- US EPA, “NAAQS Table.” https://www.epa.gov/criteria-air-pollutants/naaqs-table
- European Commission, “Air Quality Standards.” http://ec.europa.eu/environment/air/quality/standards.htm
When you politicize science — or try to — you create new opportunities to waste taxpayer money.
The NIH has announced a new “National Action Plan” to combat COPD, the third leading cause of death in the US.
The third leading cause of death in the United States, chronic obstructive pulmonary disease, or COPD, affects 16 million Americans diagnosed with the disease and millions more who likely do not know they have it. The disease, which costs Americans more than $32 billion a year, can stifle a person’s ability to breathe, lead to long-term disability, and significantly affect quality of life. (1)
In building the action plan, NIH assembled workshops involving patients, medical professionals, academics, and pharmaceutical industry representatives.
That’s the problem.
COPD isn’t curable, but it may be preventable. However, to prevent it, you have to focus on causes, not treatments after the disease has developed. What are the causes?
- Smoking — 20 to 30% of smokers develop COPD according to the Mayo Clinic, although others may have reduced lung function (4)
- Long term exposure to industrial dust and chemical fumes (e.g., the famous “black lung” of coal miners)
- Long term exposure to air pollution
- Premature birth with lung damage

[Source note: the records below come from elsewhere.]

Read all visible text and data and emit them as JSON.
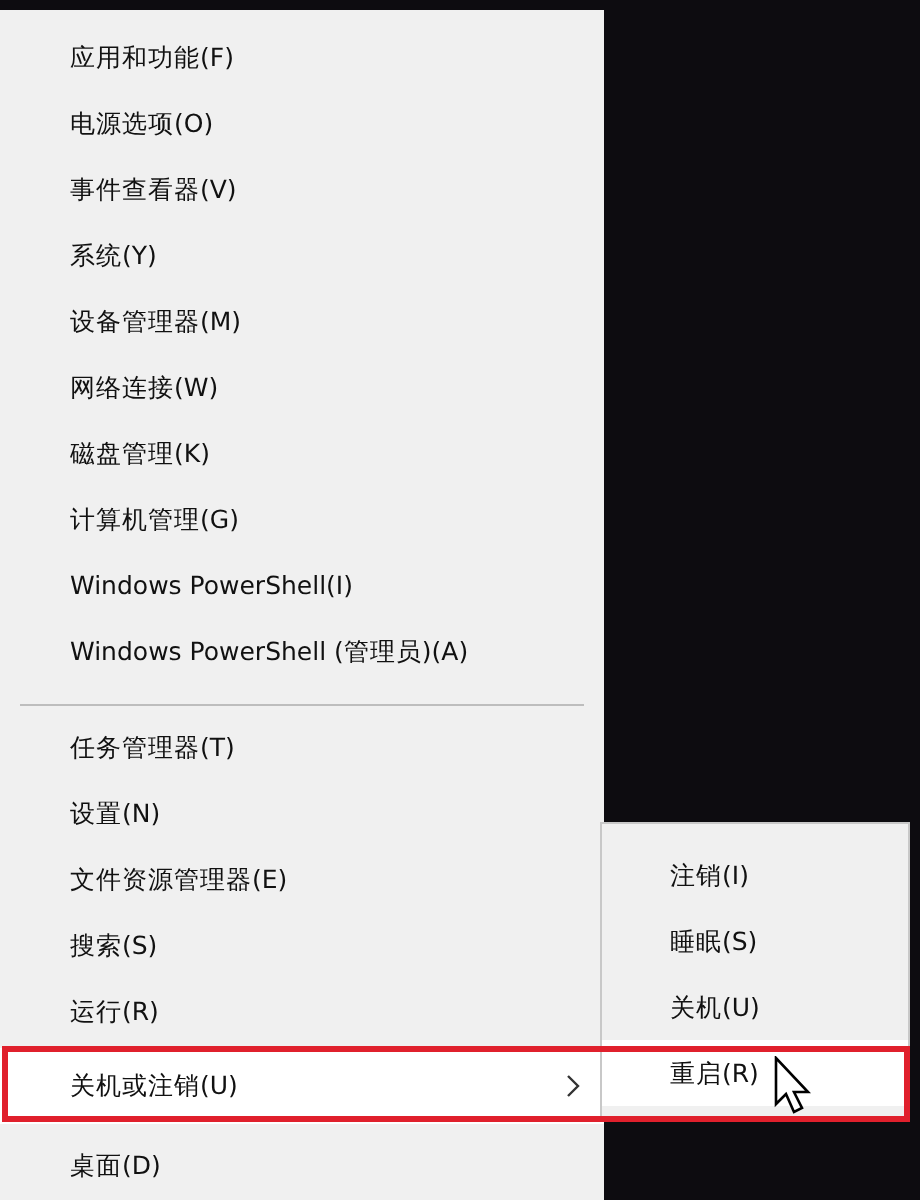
{
  "menu": {
    "groups": [
      {
        "items": [
          {
            "label": "应用和功能(F)",
            "selected": false,
            "outlined": false,
            "has_submenu": false
          },
          {
            "label": "电源选项(O)",
            "selected": false,
            "outlined": false,
            "has_submenu": false
          },
          {
            "label": "事件查看器(V)",
            "selected": false,
            "outlined": false,
            "has_submenu": false
          },
          {
            "label": "系统(Y)",
            "selected": false,
            "outlined": false,
            "has_submenu": false
          },
          {
            "label": "设备管理器(M)",
            "selected": false,
            "outlined": false,
            "has_submenu": false
          },
          {
            "label": "网络连接(W)",
            "selected": false,
            "outlined": false,
            "has_submenu": false
          },
          {
            "label": "磁盘管理(K)",
            "selected": false,
            "outlined": false,
            "has_submenu": false
          },
          {
            "label": "计算机管理(G)",
            "selected": false,
            "outlined": false,
            "has_submenu": false
          },
          {
            "label": "Windows PowerShell(I)",
            "selected": false,
            "outlined": false,
            "has_submenu": false
          },
          {
            "label": "Windows PowerShell (管理员)(A)",
            "selected": false,
            "outlined": false,
            "has_submenu": false
          }
        ]
      },
      {
        "items": [
          {
            "label": "任务管理器(T)",
            "selected": false,
            "outlined": false,
            "has_submenu": false
          },
          {
            "label": "设置(N)",
            "selected": false,
            "outlined": false,
            "has_submenu": false
          },
          {
            "label": "文件资源管理器(E)",
            "selected": false,
            "outlined": false,
            "has_submenu": false
          },
          {
            "label": "搜索(S)",
            "selected": false,
            "outlined": false,
            "has_submenu": false
          },
          {
            "label": "运行(R)",
            "selected": false,
            "outlined": false,
            "has_submenu": false
          },
          {
            "label": "关机或注销(U)",
            "selected": true,
            "outlined": true,
            "has_submenu": true
          },
          {
            "label": "桌面(D)",
            "selected": false,
            "outlined": false,
            "has_submenu": false
          }
        ]
      }
    ]
  },
  "submenu": {
    "items": [
      {
        "label": "注销(I)",
        "selected": false
      },
      {
        "label": "睡眠(S)",
        "selected": false
      },
      {
        "label": "关机(U)",
        "selected": false
      },
      {
        "label": "重启(R)",
        "selected": true
      }
    ]
  }
}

Some authorities try to put the entire blame for COPD on the cigarette industry. That’s a simple answer, and as usual with simple answers, it’s probably not correct. Mayo’s analysis is probably more prudent, splitting blame between cigarettes and environmental factors.
Here’s the issue:
- The workshops didn’t include representatives of the industries creating the pollution that causes COPD. Where are reps for the auto, power, chemical or cigarette industries?
- Further, the current administration has made a clear statement that environmental issues don’t matter.
We can anticipate that this initiative will focus on more expensive treatments instead of prevention. That simply drives healthcare costs higher without solving anything.
- National Institutes of Health, “COPD National Action Plan aims to reduce the burden of the third leading cause of death,” press release, 22 May 2017. https://www.nih.gov/news-events/news-releases/copd-national-action-plan-aims-reduce-burden-third-leading-cause-death
- WebMD, “COPD (Chronic Obstructive Pulmonary Disease) – Causes,” undated. http://www.webmd.com/lung/copd/tc/chronic-obstructive-pulmonary-disease-copd-cause
- Ann Pietrangelo, “Everything You Need to Know About Chronic Obstructive Pulmonary Disease (COPD),” Healthline, 25 October 2016. http://www.healthline.com/health/copd
- Mayo Clinic, “COPD – symptoms and causes,” undated. http://www.mayoclinic.org/diseases-conditions/copd/symptoms-causes/dxc-20204886
This is a remarkably good and balanced article on the migration path of the Nordic countries (Norway, Sweden and Finland) are taking toward carbon-free energy. Every change has winners and losers, and requires adjustment to new circumstances.
Benjamin K. Sovacool. Contestation, contingency, and justice in the Nordic low-carbon energy transition. Energy Policy, 2017; 102: 569 DOI: 10.1016/j.enpol.2016.12.045
Or alternatively, use this link. http://www.sciencedirect.com/science/article/pii/S0301421516307091
The article is published by Elsevier and is available free to the public through a grant from the Engineering and Physical Sciences Research Council.